That, despite a $285-million issue requested by the Johnston County Board of Education and an $85-million issue requested by trustees of Johnston Community College – both to keep pace with rising demand for educational opportunities fueled by unprecedented population growth all around us.

Not only that, but the Board of Education had thoughtfully planned to spread out the financing of new school facilities with three successive bond issues: the one approved by voters two years ago, a second to be considered this year, and a third to follow two years from now. Cutting back the size of this year's proposed issue puts undue pressure on winning approval of an adequate amount in 2026.

Then, commissioners last week appeared to agree on cutting the county's tax rate by two cents in the year ahead in spite of the school board's convincing case for another sizeable increase in county funding of public schools. That two-cent cut will be more palatable to advocates of public education if the commissioners surprise us by approving the school board's funding request in full – as they did last year when they cut the tax rate by four cents.

During Monday's budget appeal before the commissioners, school leaders pointed out that Johnston County ranks 110th in per-pupil expenditures among North Carolina's 115 school districts, spending $1,484 per pupil below the state average.

If we're able to afford to take care of mounting public-school needs without "breaking the bank," why not just do it?

Dorothy Johnson: a pioneer of the Age of Integration

Just learned this week about last month's passing of Dorothy Johnson at age 84 in Petersburg, Virginia where she grew up and spent the final years of her life. She made history in 1998 as the first African-American to win countywide election here, and she won re-election to the Johnston County Board of Education four times for continuous service of 20 years. At one point she was the board's vice chair.

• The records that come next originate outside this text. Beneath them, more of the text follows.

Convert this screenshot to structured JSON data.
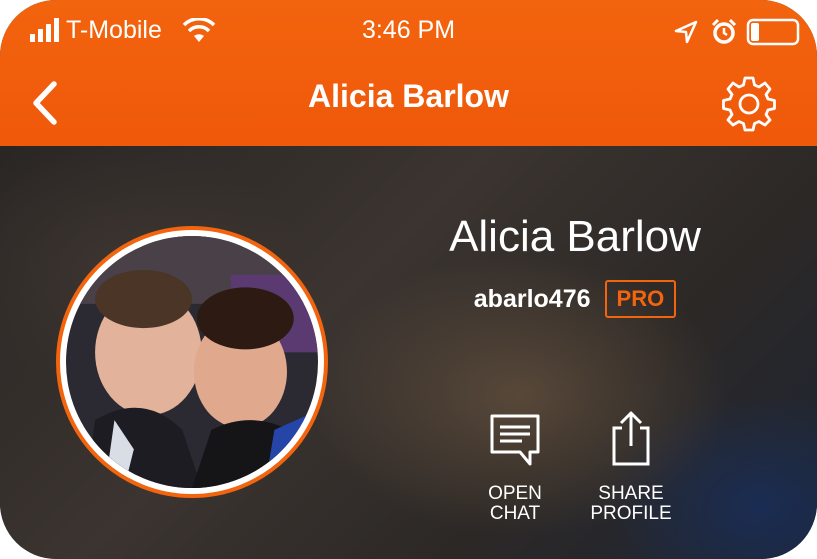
{
  "status_bar": {
    "carrier": "T-Mobile",
    "time": "3:46 PM",
    "icons": [
      "signal-icon",
      "wifi-icon",
      "location-icon",
      "alarm-icon",
      "battery-icon"
    ]
  },
  "nav": {
    "title": "Alicia Barlow",
    "back_icon": "chevron-left-icon",
    "settings_icon": "gear-icon"
  },
  "profile": {
    "name": "Alicia Barlow",
    "username": "abarlo476",
    "badge": "PRO",
    "avatar": "profile-photo"
  },
  "actions": [
    {
      "label": "OPEN\nCHAT",
      "icon": "chat-icon"
    },
    {
      "label": "SHARE\nPROFILE",
      "icon": "share-icon"
    }
  ],
  "colors": {
    "accent": "#f2640e",
    "text": "#ffffff"
  }
}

Yet she was perhaps even better known for her 30 years of work as a home economist with the Johnston County Agricultural Extension Service (today's Cooperative Extension Service), serving in that capacity from the mid-1960s through the mid-1990s. I first got to know Dorothy when the Extension Service teamed up with The Smithfield Herald to put together an annual sweet-potato recipe contest during the early years of the Ham & Ham Festival. She single-handedly ran that event, and she ran it very well.

Dorothy retired from Extension work in 1995. But she never retired from community volunteer service during all her many years as a resident of Johnston County.

Here' the link to her lengthy obituary, which sums up the whole story>


Subscribe to the Smithfield Weekly Sun
(electronic online edition free of charge)

* indicates required

Subscribers to this edition: 1,546

You will find it in the Weekly Sun archives>

  is a product of Hometown Heritage Publishing Inc.
  send e-mail to Wingate Lassiter, sole proprietor